Taking part in Family Outdoor Activities has many benefits. We take a look at some of the most interesting factors of a family adventure.
It brings the Family together
It’s rare that a family will come together to focus on one activity. Even if you’re together in the same room at home, mum and dad will be watching TV while the kids play on the iPad or text their friends. Time in the outdoors building a fire or learning a new skill is focussed, collaborative time. Working together builds communication and bonds.
Strong anecdotal evidence gathered in an extensive review of UK-centric research undertaken by Jon Barrett indicates that outdoor adventure experiences can enhance interpersonal relationships and improve socialisation, and can facilitate group bonding and co-operation.
Solving problems and overcoming obstacles to benefit the family as a group is at the core of a Wild Camping experience.
Confidence Booster for Kids
Light bushcraft activities are a fantastic way of building confidence and self sufficiency. We’re not talking about survival skills in case your kids were dropped off on a desert island, but the confidence gained in creating a fire from scratch that everyone can use to cook their meal for the evening is hard to find elsewhere.
With very little effort and simple tools, you can create somethings real and useful together.

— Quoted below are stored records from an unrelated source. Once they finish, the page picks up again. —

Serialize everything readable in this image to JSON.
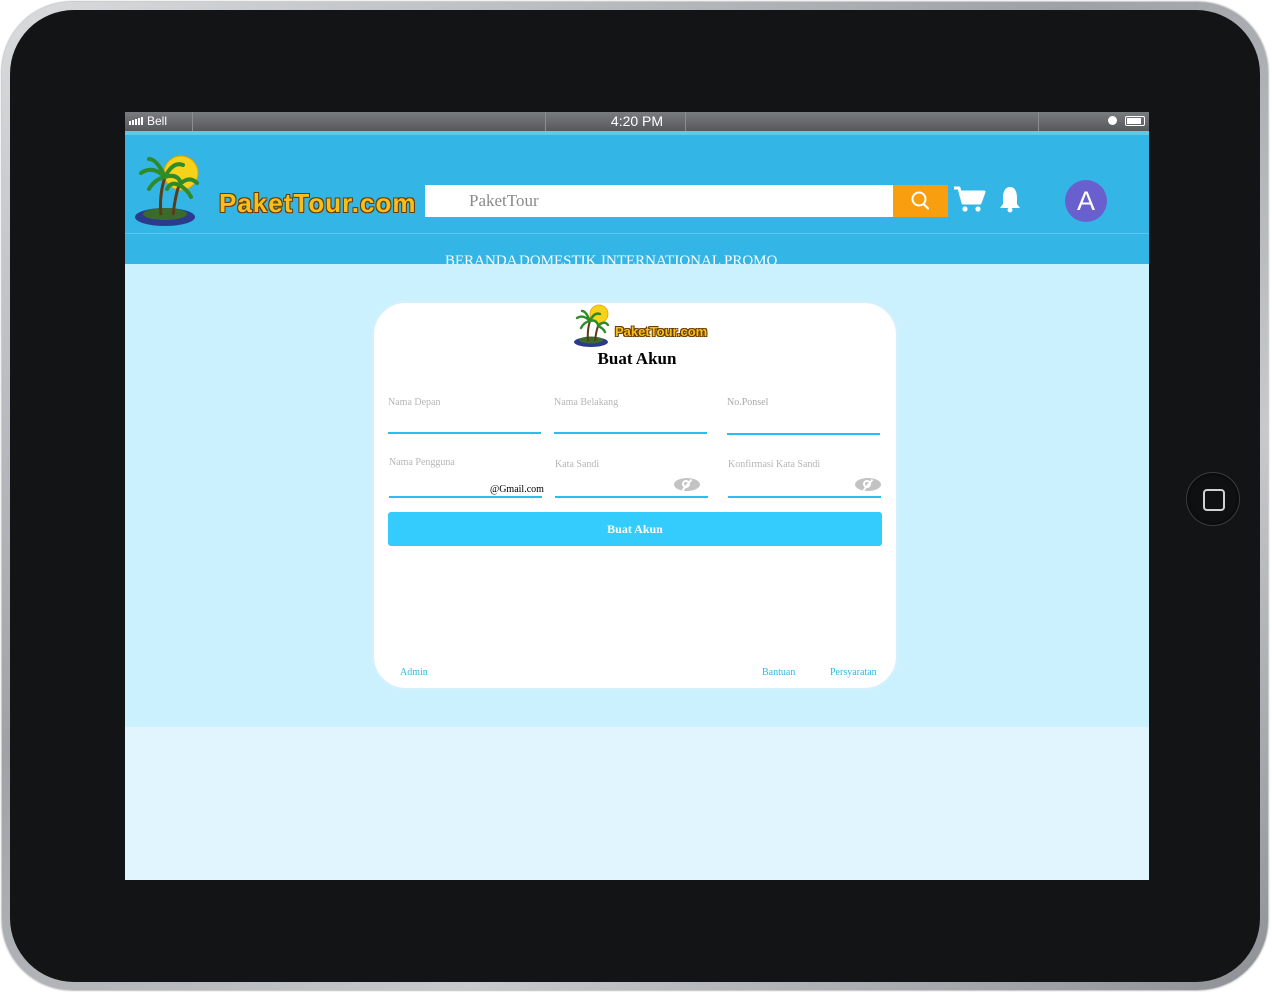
{
  "device": {
    "frame": "ipad"
  },
  "statusbar": {
    "carrier": "Bell",
    "time": "4:20 PM"
  },
  "header": {
    "logo_text": "PaketTour.com",
    "search_placeholder": "PaketTour",
    "avatar_letter": "A",
    "icons": [
      "palm-island-logo",
      "search-icon",
      "cart-icon",
      "bell-icon"
    ],
    "colors": {
      "header_bg": "#33b6e5",
      "search_button": "#f99f0f",
      "avatar": "#6a5fcf"
    }
  },
  "nav": {
    "items": [
      {
        "label": "BERANDA"
      },
      {
        "label": "DOMESTIK"
      },
      {
        "label": "INTERNATIONAL"
      },
      {
        "label": "PROMO"
      }
    ]
  },
  "card": {
    "logo_text": "PaketTour.com",
    "title": "Buat Akun",
    "fields": {
      "first_name": {
        "label": "Nama Depan",
        "value": ""
      },
      "last_name": {
        "label": "Nama Belakang",
        "value": ""
      },
      "phone": {
        "label": "No.Ponsel",
        "value": ""
      },
      "username": {
        "label": "Nama Pengguna",
        "value": "",
        "suffix": "@Gmail.com"
      },
      "password": {
        "label": "Kata Sandi",
        "value": ""
      },
      "confirm_password": {
        "label": "Konfirmasi Kata Sandi",
        "value": ""
      }
    },
    "submit_label": "Buat Akun",
    "footer": {
      "admin": "Admin",
      "help": "Bantuan",
      "terms": "Persyaratan"
    },
    "colors": {
      "accent": "#33ccfd",
      "card_bg": "#ffffff",
      "page_bg": "#ccf1fe"
    }
  }
}
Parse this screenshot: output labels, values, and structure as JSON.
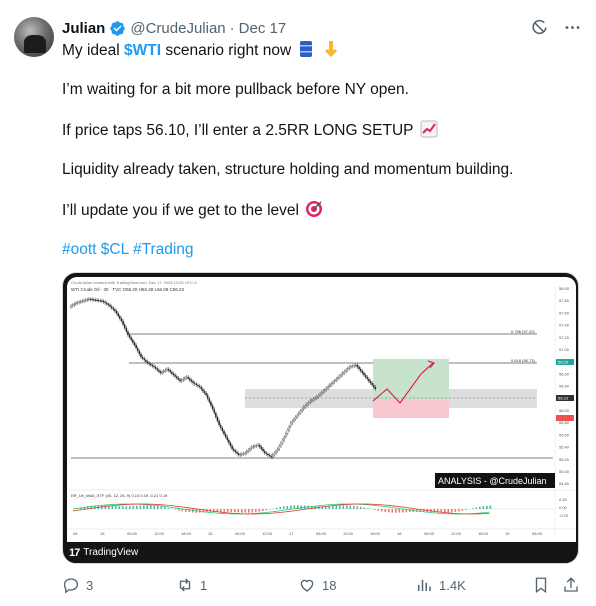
{
  "tweet": {
    "author_name": "Julian",
    "handle": "@CrudeJulian",
    "separator": "·",
    "date": "Dec 17",
    "lines": {
      "l1_prefix": "My ideal",
      "l1_cashtag": "$WTI",
      "l1_suffix": "scenario right now",
      "l2": "I’m waiting for a bit more pullback before NY open.",
      "l3": "If price taps 56.10, I’ll enter a 2.5RR LONG SETUP",
      "l4": "Liquidity already taken, structure holding and momentum building.",
      "l5": "I’ll update you if we get to the level",
      "hashtags": "#oott $CL #Trading"
    }
  },
  "media": {
    "top_caption": "CrudeJulian created with TradingView.com, Dec 17, 2025 13:25 UTC-5",
    "symbol_line": "WTI Crude Oil · 30 · TVC  O56.20  H56.28  L56.09  C56.23",
    "fib_upper": "0.786 (57.20)",
    "fib_lower": "0.618 (56.73)",
    "analysis_label": "ANALYSIS - @CrudeJulian",
    "indicator_line": "ER_Uh_MaD_XTF (40, 12, 26, 9)  0.10  0.19  -0.21  0.19",
    "brand": "TradingView",
    "price_axis": [
      "58.00",
      "57.80",
      "57.60",
      "57.40",
      "57.20",
      "57.00",
      "56.80",
      "56.60",
      "56.40",
      "56.20",
      "56.00",
      "55.80",
      "55.60",
      "55.40",
      "55.20",
      "55.00",
      "54.80"
    ],
    "current_price": "56.29",
    "current_price_2": "56.23",
    "time_axis": [
      "08",
      "15",
      "06:00",
      "12:00",
      "18:00",
      "16",
      "06:00",
      "12:00",
      "17",
      "06:00",
      "12:00",
      "18:00",
      "18",
      "06:00",
      "12:00",
      "18:00",
      "19",
      "06:00"
    ],
    "indicator_axis": [
      "0.20",
      "0.00",
      "-0.20"
    ]
  },
  "actions": {
    "replies": "3",
    "reposts": "1",
    "likes": "18",
    "views": "1.4K"
  },
  "colors": {
    "link": "#1d9bf0",
    "muted": "#536471",
    "target_zone": "#c7e3cc",
    "stop_zone": "#f7c9cf"
  }
}
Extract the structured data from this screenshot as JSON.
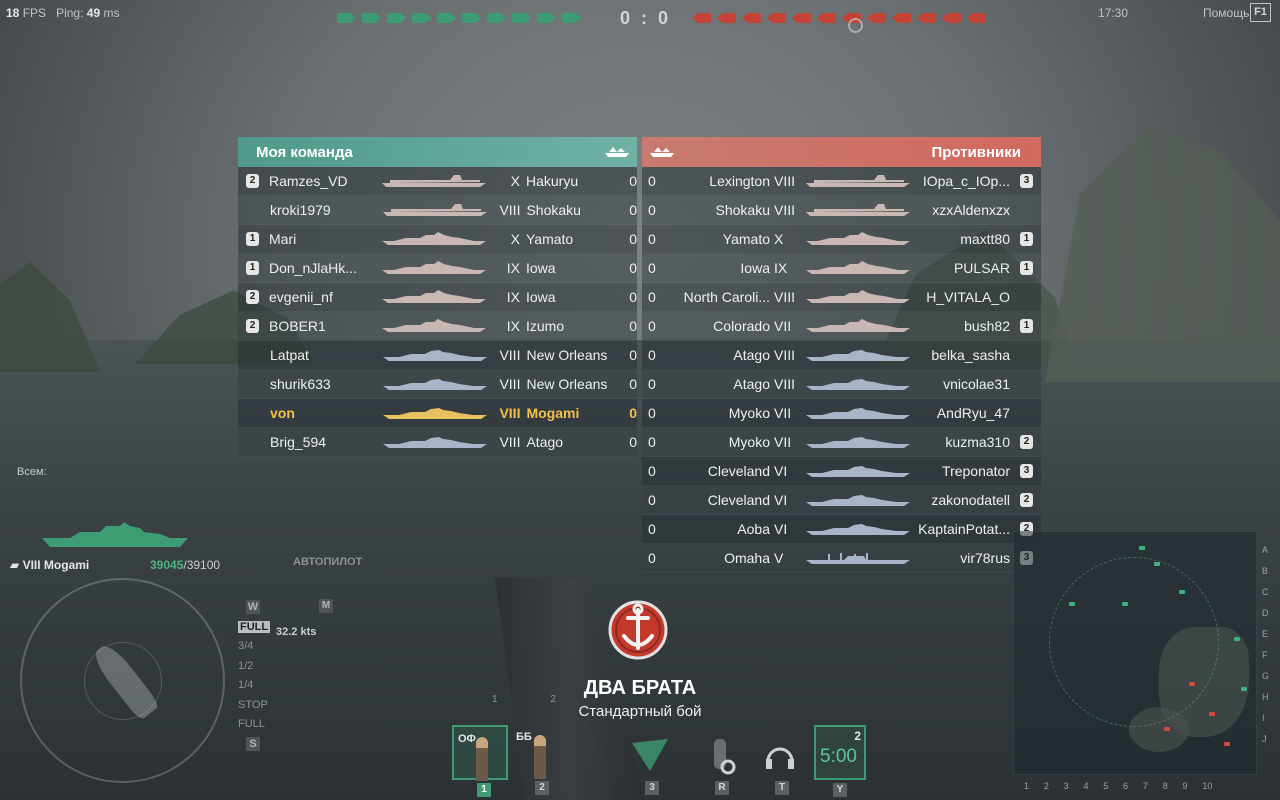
{
  "hud": {
    "fps_value": "18",
    "fps_label": "FPS",
    "ping_label": "Ping:",
    "ping_value": "49",
    "ping_unit": "ms",
    "score": "0 : 0",
    "clock": "17:30",
    "help_label": "Помощь",
    "help_key": "F1"
  },
  "colors": {
    "ally": "#3d9c74",
    "enemy": "#c34437",
    "self": "#f2c14a"
  },
  "ally_team": {
    "title": "Моя команда",
    "icon": "ships-icon",
    "rows": [
      {
        "division": "2",
        "player": "Ramzes_VD",
        "tier": "X",
        "ship": "Hakuryu",
        "frags": "0",
        "class": "cv"
      },
      {
        "division": "",
        "player": "kroki1979",
        "tier": "VIII",
        "ship": "Shokaku",
        "frags": "0",
        "class": "cv"
      },
      {
        "division": "1",
        "player": "Mari",
        "tier": "X",
        "ship": "Yamato",
        "frags": "0",
        "class": "bb"
      },
      {
        "division": "1",
        "player": "Don_nJlaHk...",
        "tier": "IX",
        "ship": "Iowa",
        "frags": "0",
        "class": "bb"
      },
      {
        "division": "2",
        "player": "evgenii_nf",
        "tier": "IX",
        "ship": "Iowa",
        "frags": "0",
        "class": "bb"
      },
      {
        "division": "2",
        "player": "BOBER1",
        "tier": "IX",
        "ship": "Izumo",
        "frags": "0",
        "class": "bb"
      },
      {
        "division": "",
        "player": "Latpat",
        "tier": "VIII",
        "ship": "New Orleans",
        "frags": "0",
        "class": "ca"
      },
      {
        "division": "",
        "player": "shurik633",
        "tier": "VIII",
        "ship": "New Orleans",
        "frags": "0",
        "class": "ca"
      },
      {
        "division": "",
        "player": "von",
        "tier": "VIII",
        "ship": "Mogami",
        "frags": "0",
        "class": "ca",
        "self": true
      },
      {
        "division": "",
        "player": "Brig_594",
        "tier": "VIII",
        "ship": "Atago",
        "frags": "0",
        "class": "ca"
      }
    ]
  },
  "enemy_team": {
    "title": "Противники",
    "icon": "ships-icon",
    "rows": [
      {
        "frags": "0",
        "ship": "Lexington",
        "tier": "VIII",
        "player": "IOpa_c_IOp...",
        "division": "3",
        "class": "cv"
      },
      {
        "frags": "0",
        "ship": "Shokaku",
        "tier": "VIII",
        "player": "xzxAldenxzx",
        "division": "",
        "class": "cv"
      },
      {
        "frags": "0",
        "ship": "Yamato",
        "tier": "X",
        "player": "maxtt80",
        "division": "1",
        "class": "bb"
      },
      {
        "frags": "0",
        "ship": "Iowa",
        "tier": "IX",
        "player": "PULSAR",
        "division": "1",
        "class": "bb"
      },
      {
        "frags": "0",
        "ship": "North Caroli...",
        "tier": "VIII",
        "player": "H_VITALA_O",
        "division": "",
        "class": "bb"
      },
      {
        "frags": "0",
        "ship": "Colorado",
        "tier": "VII",
        "player": "bush82",
        "division": "1",
        "class": "bb"
      },
      {
        "frags": "0",
        "ship": "Atago",
        "tier": "VIII",
        "player": "belka_sasha",
        "division": "",
        "class": "ca"
      },
      {
        "frags": "0",
        "ship": "Atago",
        "tier": "VIII",
        "player": "vnicolae31",
        "division": "",
        "class": "ca"
      },
      {
        "frags": "0",
        "ship": "Myoko",
        "tier": "VII",
        "player": "AndRyu_47",
        "division": "",
        "class": "ca"
      },
      {
        "frags": "0",
        "ship": "Myoko",
        "tier": "VII",
        "player": "kuzma310",
        "division": "2",
        "class": "ca"
      },
      {
        "frags": "0",
        "ship": "Cleveland",
        "tier": "VI",
        "player": "Treponator",
        "division": "3",
        "class": "ca"
      },
      {
        "frags": "0",
        "ship": "Cleveland",
        "tier": "VI",
        "player": "zakonodatell",
        "division": "2",
        "class": "ca"
      },
      {
        "frags": "0",
        "ship": "Aoba",
        "tier": "VI",
        "player": "KaptainPotat...",
        "division": "2",
        "class": "ca"
      },
      {
        "frags": "0",
        "ship": "Omaha",
        "tier": "V",
        "player": "vir78rus",
        "division": "3",
        "class": "cl"
      }
    ]
  },
  "own_ship": {
    "name": "VIII Mogami",
    "hp_current": "39045",
    "hp_max": "/39100",
    "chat_label": "Всем:",
    "autopilot_label": "АВТОПИЛОТ",
    "autopilot_key": "M",
    "speed": "32.2 kts",
    "speed_key_up": "W",
    "speed_key_down": "S",
    "speed_levels": [
      "FULL",
      "3/4",
      "1/2",
      "1/4",
      "STOP",
      "FULL"
    ],
    "speed_selected": "FULL"
  },
  "loading": {
    "map_name": "ДВА БРАТА",
    "mode": "Стандартный бой",
    "emblem": "anchor-emblem-icon"
  },
  "consumables": {
    "weapon_group_1": "1",
    "weapon_group_2": "2",
    "slots": [
      {
        "label": "ОФ",
        "key": "1",
        "icon": "he-shell-icon"
      },
      {
        "label": "ББ",
        "key": "2",
        "icon": "ap-shell-icon"
      },
      {
        "label": "",
        "key": "3",
        "icon": "torpedo-icon"
      },
      {
        "label": "",
        "key": "R",
        "icon": "repair-party-icon"
      },
      {
        "label": "",
        "key": "T",
        "icon": "hydroacoustic-icon"
      }
    ],
    "timer": {
      "value": "5:00",
      "count": "2",
      "key": "Y"
    }
  },
  "minimap": {
    "letters": [
      "A",
      "B",
      "C",
      "D",
      "E",
      "F",
      "G",
      "H",
      "I",
      "J"
    ],
    "numbers": [
      "1",
      "2",
      "3",
      "4",
      "5",
      "6",
      "7",
      "8",
      "9",
      "10"
    ]
  }
}
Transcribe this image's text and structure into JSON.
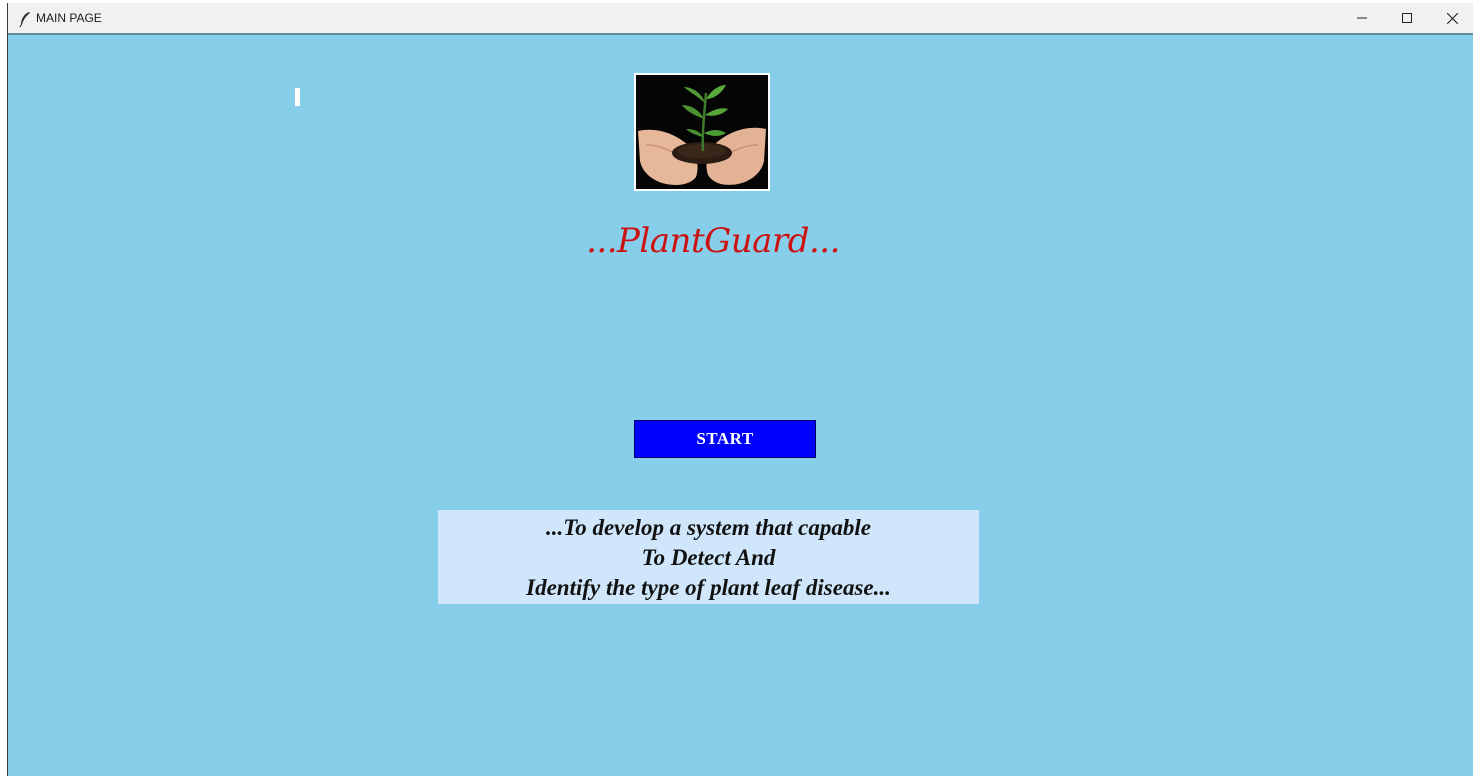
{
  "window": {
    "title": "MAIN PAGE",
    "app_icon": "feather-icon",
    "controls": {
      "minimize_icon": "minimize-icon",
      "maximize_icon": "maximize-icon",
      "close_icon": "close-icon"
    }
  },
  "main": {
    "logo_image": "seedling-in-hands-image",
    "title": "...PlantGuard...",
    "start_button": "START",
    "description": [
      "...To develop a system that capable",
      "To Detect And",
      "Identify the type of plant leaf disease..."
    ]
  },
  "colors": {
    "background": "#87ceeb",
    "title_color": "#cc1111",
    "button_color": "#0000ff",
    "description_bg": "#cfe6fb"
  }
}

Kids will have an achievement to be proud of. Fire making is no longer an essential life skill for most of us, but confidence, self sufficiency and teamwork most certainly are. Universities and Employers are continue to demand these skills and attitudes from a generation who seldom have had outdoor adventure and play as a core part of their childhood.
An extensive review of UK-centric research undertaken by Jon Barrett for the Foundation for Outdoor Adventure supports the theory that time spent in the natural environment engaging in outdoor adventure activities can have significant mental and physical health benefits – boosting self-esteem and self-confidence.
A comprehensive review conducted for the Greater London Authority found evidence linking the bushcraft and wilderness elements found in forest schools with improved social skills, self-control, self-confidence, language and communication (Gill (2011)).
New Environment – Less Stress
A Natural England survey of 10 thousand people in England suggests that lower mental distress and wellbeing is found when livingin urban areas with green space, and that for children, access to green spaces reduces the liklihood of behavioural issues. Unsurprisingly a Sport England study revealed that 92% outdoors sector of people take part in in the outdoors to relax and de-stress.
Family life is often hectic and stressful for both parents and children. Often, simply the change of setting offered by Wild Camping will ‘reset’ interpersonal relationships and allow the family to start communicating and working together.
Wild Camping is often a brand new experience for family members of all ages. This provides an excellent opportunity for learning together at the same pace. Not only are you enjoying the bonding experience of learning a new skill together, but suddenly there is a level playing field and you can enjoy learning together.